Millie has a new life, a stressful job, and no time to get pulled back into the Project, but she agrees to tell her side of the ghost story to the agents from the Project’s National Headquarters. During her visit though, tragedy strikes when one of the agents is gruesomely murdered in a way only Caryl could have achieved. Millie knows Caryl is innocent, but the only way to save her from the Project’s severe, off-the-books justice is to find the mysterious culprits that can only be seen when they want to be seen. Millie must solve the mystery not only to save Caryl, but also to foil an insidious, arcane terrorist plot that would leave two worlds in ruins.

Phantom Pains continue’s Baker’s wonderfully fresh style of keeping Urban Fantasy a bit more “real” and grounded without compromising on the fantastical.

Millie’s life might be full of the extra ordinary, she might be a person that a reader can admire, may be able to deal with fae and break their magic with a touch, but there’s no denying her life is trying. I don’t envy her harsh reality of being a double amputee, but at the same time, her story and challenges are just part of her life, they don’t prevent her from being able to liver her life and do what needs doing.

The author does not gloss over her disability, nor does she dwell on it, but rather  incorporates all of the extra challenges Millie faces as just a part of how she lives and copes. And while Millie is not always upbeat, she does an amazing job handling both her disability from losing both legs as well as her borderline personality. I find it interesting how the author can explain some of the Borderline personality traits and behaviors that Millie struggles with in a way that helps us understand her, gives us better insight when she might be a be bit self destructive. And it never feels like the author is info dumping this information. It is skillfully entwined with the narrative and really fleshes out Millie’s character, helping the reader understand and appreciate her motivations and actions.

And while this is a part of the book, it’s not what the book is about, so let’s move on to the story. Since the last book ended, Millie has been forging her life outside of the Arcadia Project, separating herself from the pain and loss that she suffered during the last book. She’s doing well, working, living on her own, just trying to create a normal life for herself. And a normal life really shouldn’t involve the fae. But even with her non-Arcadia job and life, Millie finds herself in the middle of fae drama.

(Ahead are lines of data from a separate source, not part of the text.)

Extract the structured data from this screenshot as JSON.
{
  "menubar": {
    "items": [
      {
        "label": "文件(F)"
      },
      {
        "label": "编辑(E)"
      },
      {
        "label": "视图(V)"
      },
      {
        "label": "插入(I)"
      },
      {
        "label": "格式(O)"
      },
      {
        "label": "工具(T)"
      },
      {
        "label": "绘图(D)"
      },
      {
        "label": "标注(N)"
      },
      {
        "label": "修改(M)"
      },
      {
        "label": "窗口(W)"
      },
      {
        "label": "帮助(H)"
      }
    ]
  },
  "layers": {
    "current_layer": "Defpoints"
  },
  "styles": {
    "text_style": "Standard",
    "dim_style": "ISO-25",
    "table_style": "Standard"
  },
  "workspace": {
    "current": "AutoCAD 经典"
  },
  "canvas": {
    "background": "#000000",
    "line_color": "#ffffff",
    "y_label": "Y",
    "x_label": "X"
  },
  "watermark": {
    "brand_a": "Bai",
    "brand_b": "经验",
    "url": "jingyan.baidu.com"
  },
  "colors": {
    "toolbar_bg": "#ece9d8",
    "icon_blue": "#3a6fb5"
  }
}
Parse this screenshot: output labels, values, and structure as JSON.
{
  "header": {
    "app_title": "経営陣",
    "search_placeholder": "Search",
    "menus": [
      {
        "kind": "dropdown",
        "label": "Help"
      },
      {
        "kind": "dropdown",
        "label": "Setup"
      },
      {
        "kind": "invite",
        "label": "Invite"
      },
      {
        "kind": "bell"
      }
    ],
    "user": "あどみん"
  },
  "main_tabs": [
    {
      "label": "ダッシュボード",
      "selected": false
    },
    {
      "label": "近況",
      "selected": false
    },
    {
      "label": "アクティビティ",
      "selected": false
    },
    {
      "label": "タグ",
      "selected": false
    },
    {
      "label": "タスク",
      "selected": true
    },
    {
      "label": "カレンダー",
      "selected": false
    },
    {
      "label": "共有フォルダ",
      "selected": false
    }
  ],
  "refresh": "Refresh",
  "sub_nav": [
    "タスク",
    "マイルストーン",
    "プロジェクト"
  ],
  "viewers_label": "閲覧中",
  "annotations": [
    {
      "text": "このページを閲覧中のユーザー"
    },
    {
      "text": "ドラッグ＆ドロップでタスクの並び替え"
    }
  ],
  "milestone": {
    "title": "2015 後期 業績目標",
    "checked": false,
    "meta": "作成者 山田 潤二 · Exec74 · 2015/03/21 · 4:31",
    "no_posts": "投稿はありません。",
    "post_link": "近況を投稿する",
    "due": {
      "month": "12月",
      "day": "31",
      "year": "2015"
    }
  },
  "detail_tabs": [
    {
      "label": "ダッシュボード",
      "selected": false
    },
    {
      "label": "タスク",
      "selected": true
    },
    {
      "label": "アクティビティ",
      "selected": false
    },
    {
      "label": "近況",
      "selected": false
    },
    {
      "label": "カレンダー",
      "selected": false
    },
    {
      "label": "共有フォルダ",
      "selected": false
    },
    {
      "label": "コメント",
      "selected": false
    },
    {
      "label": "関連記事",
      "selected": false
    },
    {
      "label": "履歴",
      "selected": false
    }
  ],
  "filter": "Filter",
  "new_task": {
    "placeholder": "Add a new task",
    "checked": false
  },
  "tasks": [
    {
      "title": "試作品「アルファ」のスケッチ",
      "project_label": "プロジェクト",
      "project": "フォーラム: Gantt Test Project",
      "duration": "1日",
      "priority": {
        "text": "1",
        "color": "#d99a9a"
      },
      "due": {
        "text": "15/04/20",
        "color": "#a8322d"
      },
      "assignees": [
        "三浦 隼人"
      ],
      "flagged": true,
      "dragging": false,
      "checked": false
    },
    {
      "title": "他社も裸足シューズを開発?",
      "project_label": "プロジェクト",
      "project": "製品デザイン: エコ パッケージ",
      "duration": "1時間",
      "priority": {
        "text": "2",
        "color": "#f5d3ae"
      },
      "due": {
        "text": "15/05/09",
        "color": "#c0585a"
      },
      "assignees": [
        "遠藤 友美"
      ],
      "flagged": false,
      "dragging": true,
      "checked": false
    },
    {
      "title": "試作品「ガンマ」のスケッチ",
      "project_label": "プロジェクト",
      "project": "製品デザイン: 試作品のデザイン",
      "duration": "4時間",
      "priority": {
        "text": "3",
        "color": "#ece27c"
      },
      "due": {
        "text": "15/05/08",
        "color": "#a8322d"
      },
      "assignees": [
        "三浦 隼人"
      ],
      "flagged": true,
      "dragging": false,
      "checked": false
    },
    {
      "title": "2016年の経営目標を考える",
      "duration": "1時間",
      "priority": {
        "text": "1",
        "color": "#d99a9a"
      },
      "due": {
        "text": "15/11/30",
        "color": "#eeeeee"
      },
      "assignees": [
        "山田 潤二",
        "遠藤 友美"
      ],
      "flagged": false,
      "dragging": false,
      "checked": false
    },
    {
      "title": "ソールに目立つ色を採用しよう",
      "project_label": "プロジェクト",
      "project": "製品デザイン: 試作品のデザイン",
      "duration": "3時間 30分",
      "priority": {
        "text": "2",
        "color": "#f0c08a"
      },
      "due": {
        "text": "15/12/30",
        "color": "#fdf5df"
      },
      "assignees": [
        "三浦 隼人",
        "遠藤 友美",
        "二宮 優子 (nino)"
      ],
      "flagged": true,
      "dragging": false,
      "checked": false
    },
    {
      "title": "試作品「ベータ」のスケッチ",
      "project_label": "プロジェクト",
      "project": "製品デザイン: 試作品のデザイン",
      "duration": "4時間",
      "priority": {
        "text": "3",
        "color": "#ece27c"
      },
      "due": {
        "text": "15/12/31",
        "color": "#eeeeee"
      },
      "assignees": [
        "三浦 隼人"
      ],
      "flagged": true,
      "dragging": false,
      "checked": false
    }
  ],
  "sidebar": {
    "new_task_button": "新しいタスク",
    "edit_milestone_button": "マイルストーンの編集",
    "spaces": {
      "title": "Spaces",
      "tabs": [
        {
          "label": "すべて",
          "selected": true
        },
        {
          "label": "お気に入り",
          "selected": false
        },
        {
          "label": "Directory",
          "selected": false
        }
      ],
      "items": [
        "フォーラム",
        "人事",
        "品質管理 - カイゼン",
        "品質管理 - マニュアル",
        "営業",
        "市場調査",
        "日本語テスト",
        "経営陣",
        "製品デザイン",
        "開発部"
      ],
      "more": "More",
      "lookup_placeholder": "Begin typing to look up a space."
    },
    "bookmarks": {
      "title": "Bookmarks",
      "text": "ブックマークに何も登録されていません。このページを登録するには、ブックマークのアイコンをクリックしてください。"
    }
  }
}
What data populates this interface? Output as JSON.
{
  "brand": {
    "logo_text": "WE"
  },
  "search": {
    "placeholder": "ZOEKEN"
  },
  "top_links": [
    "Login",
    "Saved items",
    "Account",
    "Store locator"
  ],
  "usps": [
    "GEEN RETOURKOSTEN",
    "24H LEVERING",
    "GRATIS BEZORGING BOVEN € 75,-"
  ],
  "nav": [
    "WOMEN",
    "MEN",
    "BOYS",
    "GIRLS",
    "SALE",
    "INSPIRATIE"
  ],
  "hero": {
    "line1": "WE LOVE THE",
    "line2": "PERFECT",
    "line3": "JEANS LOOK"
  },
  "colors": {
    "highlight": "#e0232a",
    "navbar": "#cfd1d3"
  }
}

At the stage where the final showdown happened in the last book, Millie sees something extraordinary and unexplainable, even in the world of the fae, and that catapults her back in to the world of the Arcadia.

And to keep things even more interesting, a gruesome murder there is quickly a murder added to the mix, one they are trying to pin on her former boss, Millie becomes just as entrenched with Arcadia as she was before.

Millie’s relationships with other characters continues to be intriguing, and we get to delve a bit deeper with this book with multiple characters. Millie’s relationship with Clay continues to be an interesting struggle. These two seem to be soul mates that are drawn so strongly to each other, but yet can have no physical contact because how all the steel in her body impacts him when he touches her. It’s a fascinating situation and a serious example of forbidden love!

Baker also broadens the world of Arcadia considerably. We  get to learn more juicy details about Arcadia, its royalty as well as well as gain a better understanding of Seelie versus Unseelie magic.

Honestly, this book seems to have a bit of everything. Power struggles between the worlds, fae magic, love interests and a murder mystery. Not to mention an amazing protagonist that may not have the simplest of roads in life, but still manages to persist. Definitely recommend this series.

Review originally posted on The Speculative Herald.